Segment Start: Records for processing

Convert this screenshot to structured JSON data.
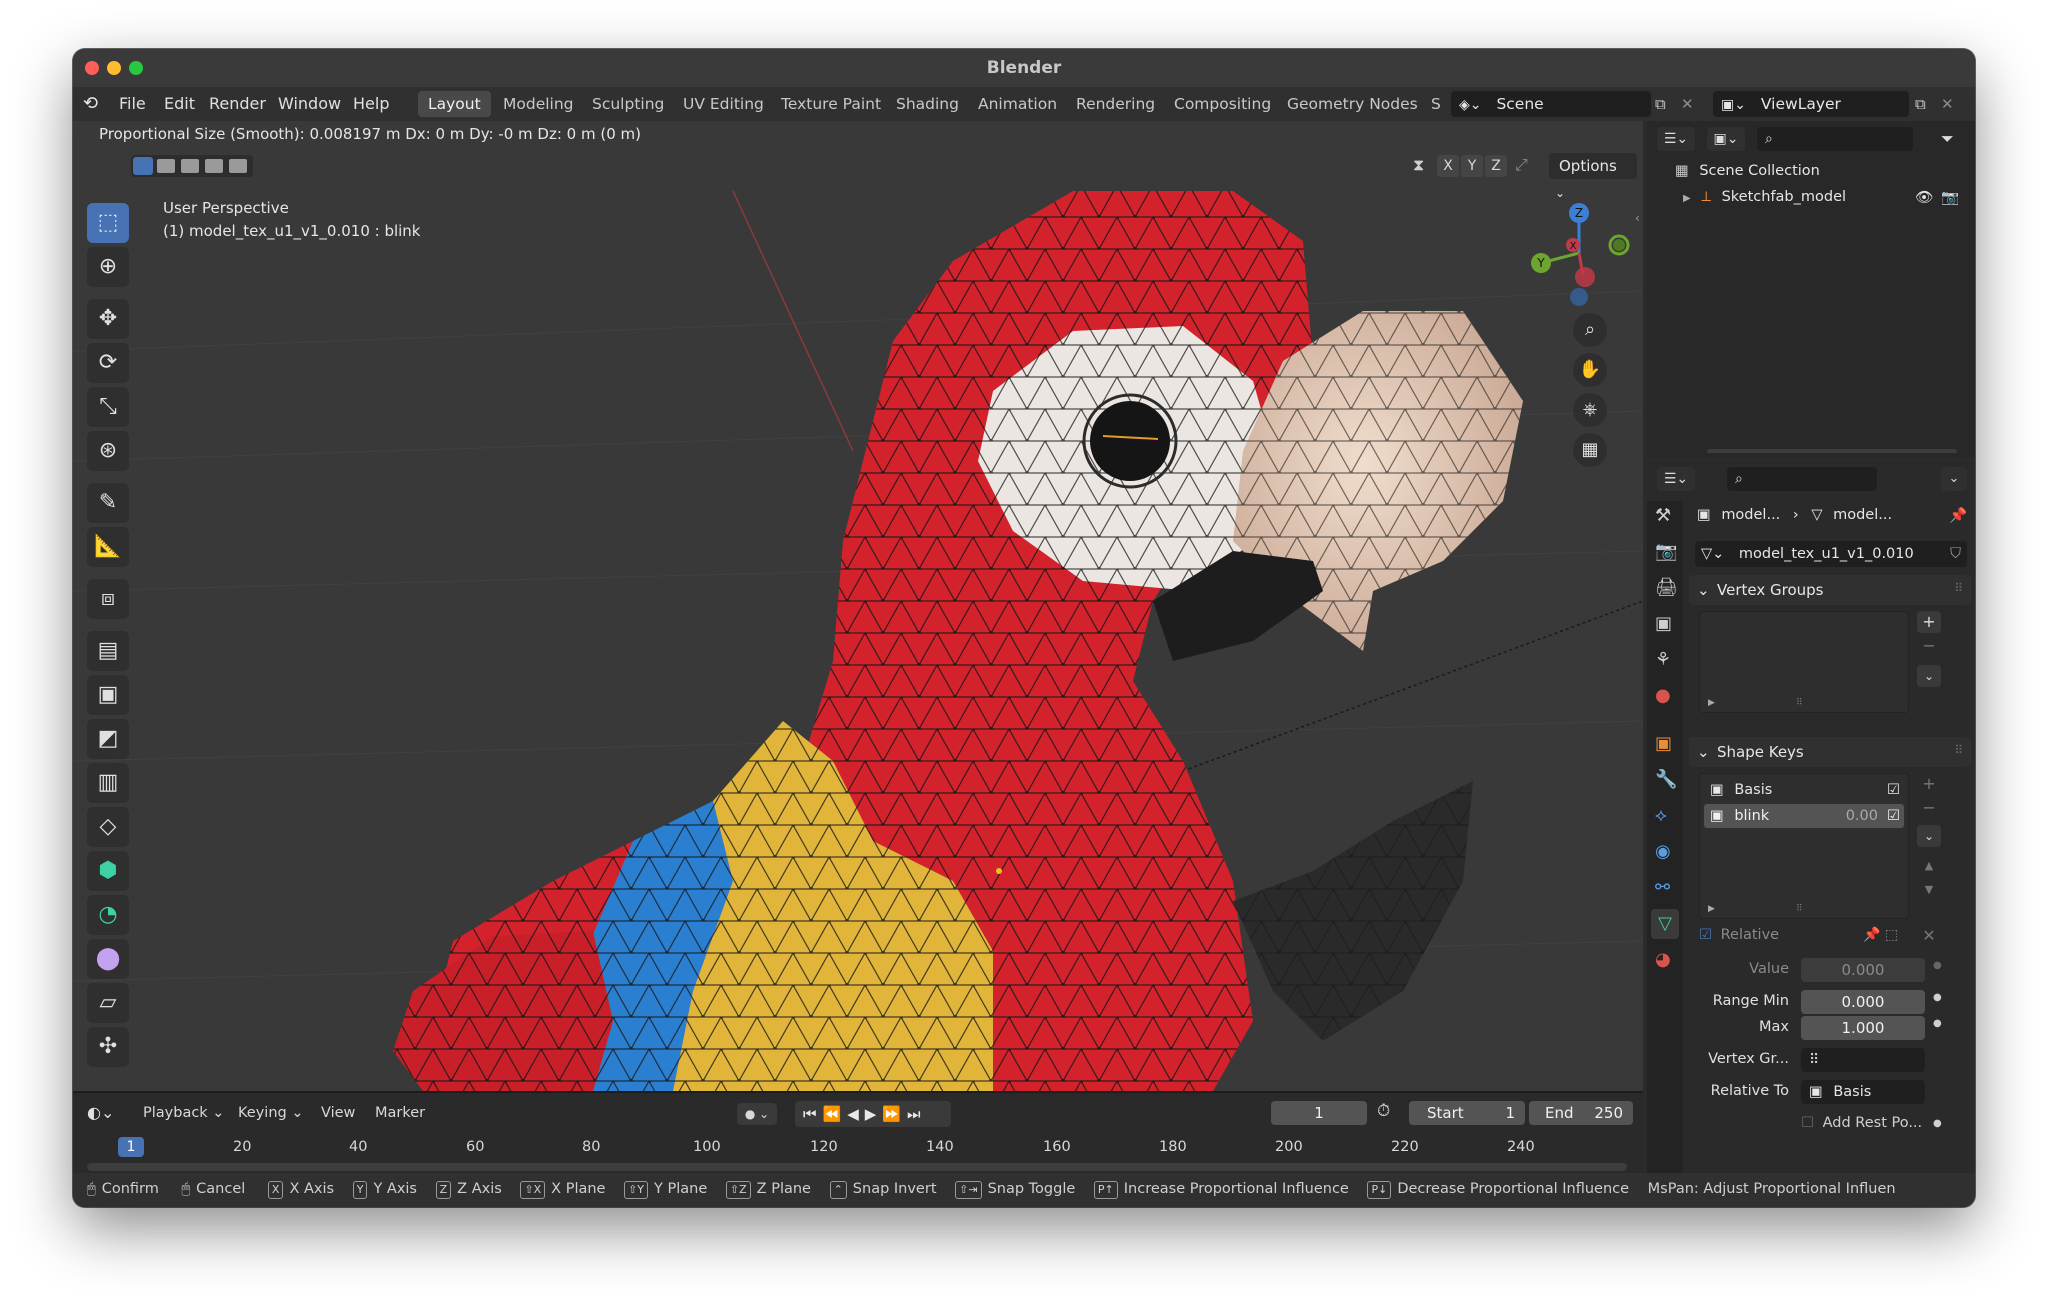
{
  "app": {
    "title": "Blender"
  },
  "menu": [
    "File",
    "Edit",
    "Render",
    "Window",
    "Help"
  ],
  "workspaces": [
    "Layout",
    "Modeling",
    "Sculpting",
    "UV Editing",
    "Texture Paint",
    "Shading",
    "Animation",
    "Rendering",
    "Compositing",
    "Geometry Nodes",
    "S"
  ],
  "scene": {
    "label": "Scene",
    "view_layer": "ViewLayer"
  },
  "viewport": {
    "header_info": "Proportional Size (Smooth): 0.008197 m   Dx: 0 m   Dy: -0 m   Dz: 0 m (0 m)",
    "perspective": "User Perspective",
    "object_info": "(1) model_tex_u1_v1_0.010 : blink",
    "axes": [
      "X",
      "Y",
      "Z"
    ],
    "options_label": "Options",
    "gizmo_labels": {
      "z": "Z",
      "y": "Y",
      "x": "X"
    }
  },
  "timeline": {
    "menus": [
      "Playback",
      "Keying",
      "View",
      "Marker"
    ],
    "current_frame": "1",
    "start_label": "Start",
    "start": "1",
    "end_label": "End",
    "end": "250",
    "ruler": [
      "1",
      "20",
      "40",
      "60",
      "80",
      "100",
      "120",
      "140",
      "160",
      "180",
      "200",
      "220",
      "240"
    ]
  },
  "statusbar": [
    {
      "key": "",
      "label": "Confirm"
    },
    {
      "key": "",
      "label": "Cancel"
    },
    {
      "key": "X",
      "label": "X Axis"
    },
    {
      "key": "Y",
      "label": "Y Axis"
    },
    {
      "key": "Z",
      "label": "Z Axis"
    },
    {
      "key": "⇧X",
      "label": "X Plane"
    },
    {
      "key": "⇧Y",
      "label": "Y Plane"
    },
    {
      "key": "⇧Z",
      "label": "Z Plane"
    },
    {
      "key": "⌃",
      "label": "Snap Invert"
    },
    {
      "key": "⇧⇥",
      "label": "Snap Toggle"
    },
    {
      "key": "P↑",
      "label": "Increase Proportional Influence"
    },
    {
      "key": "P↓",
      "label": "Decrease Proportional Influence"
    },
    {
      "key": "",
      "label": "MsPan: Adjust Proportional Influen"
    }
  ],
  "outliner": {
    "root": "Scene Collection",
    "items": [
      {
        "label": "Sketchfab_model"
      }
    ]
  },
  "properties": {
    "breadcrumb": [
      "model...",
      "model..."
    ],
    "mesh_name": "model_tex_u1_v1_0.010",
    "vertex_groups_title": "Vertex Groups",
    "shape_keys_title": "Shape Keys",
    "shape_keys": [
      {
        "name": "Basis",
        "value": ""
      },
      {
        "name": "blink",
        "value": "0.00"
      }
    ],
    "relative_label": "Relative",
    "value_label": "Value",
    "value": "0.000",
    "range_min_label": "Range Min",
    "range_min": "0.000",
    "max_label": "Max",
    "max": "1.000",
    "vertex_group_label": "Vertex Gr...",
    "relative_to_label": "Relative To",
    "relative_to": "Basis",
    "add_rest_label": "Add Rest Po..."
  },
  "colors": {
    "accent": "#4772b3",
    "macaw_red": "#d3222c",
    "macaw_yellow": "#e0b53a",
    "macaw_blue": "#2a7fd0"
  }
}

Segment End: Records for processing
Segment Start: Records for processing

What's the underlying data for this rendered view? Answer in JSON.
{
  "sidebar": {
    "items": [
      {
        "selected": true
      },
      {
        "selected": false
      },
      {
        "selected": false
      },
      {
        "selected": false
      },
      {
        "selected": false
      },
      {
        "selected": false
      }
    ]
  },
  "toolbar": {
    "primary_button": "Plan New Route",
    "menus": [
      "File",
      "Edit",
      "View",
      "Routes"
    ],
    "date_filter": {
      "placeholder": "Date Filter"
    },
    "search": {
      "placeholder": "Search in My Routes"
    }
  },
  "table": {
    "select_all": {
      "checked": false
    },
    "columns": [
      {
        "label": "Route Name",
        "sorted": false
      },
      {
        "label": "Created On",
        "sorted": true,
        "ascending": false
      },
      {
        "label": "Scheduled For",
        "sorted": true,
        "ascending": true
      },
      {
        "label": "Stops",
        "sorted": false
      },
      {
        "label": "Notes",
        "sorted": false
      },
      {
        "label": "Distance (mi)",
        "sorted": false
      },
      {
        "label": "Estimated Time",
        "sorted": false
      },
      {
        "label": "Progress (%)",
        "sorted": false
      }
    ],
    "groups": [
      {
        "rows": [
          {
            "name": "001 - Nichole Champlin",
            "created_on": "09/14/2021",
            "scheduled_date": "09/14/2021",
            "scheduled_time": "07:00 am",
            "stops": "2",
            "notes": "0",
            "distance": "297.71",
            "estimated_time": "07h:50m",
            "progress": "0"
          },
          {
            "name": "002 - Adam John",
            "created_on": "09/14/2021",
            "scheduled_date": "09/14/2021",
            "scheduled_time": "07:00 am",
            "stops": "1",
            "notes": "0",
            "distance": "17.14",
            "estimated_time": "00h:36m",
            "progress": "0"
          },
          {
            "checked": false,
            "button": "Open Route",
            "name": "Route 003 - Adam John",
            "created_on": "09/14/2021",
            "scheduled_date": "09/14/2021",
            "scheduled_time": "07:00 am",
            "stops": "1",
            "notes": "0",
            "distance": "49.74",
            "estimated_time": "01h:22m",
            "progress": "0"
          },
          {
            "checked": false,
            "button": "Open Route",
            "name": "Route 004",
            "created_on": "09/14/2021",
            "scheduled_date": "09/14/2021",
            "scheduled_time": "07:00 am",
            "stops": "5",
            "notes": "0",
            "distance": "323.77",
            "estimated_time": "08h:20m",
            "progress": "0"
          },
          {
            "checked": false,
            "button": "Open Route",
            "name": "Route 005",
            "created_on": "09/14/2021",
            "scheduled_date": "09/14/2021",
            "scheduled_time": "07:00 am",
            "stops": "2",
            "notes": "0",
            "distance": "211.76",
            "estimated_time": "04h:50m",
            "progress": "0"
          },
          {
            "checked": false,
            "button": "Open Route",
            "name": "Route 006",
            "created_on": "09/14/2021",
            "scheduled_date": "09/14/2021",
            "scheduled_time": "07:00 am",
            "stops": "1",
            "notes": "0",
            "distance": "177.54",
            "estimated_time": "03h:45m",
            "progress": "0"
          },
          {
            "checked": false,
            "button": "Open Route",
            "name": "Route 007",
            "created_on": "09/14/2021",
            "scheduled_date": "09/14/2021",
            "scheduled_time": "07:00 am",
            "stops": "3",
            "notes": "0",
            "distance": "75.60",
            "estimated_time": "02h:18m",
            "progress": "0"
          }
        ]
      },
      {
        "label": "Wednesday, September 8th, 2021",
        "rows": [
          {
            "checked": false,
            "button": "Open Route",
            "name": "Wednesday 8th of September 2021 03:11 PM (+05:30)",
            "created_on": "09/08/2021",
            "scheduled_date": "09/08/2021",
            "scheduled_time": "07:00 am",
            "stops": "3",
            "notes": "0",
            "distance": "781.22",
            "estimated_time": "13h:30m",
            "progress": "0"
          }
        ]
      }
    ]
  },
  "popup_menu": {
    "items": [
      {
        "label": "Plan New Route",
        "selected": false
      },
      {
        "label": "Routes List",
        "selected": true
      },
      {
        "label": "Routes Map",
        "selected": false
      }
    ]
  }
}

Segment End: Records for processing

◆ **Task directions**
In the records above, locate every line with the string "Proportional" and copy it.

◆ **Output for this exercise**
    "header_info": "Proportional Size (Smooth): 0.008197 m   Dx: 0 m   Dy: -0 m   Dz: 0 m (0 m)",
      "label": "Increase Proportional Influence"
      "label": "Decrease Proportional Influence"
      "label": "MsPan: Adjust Proportional Influen"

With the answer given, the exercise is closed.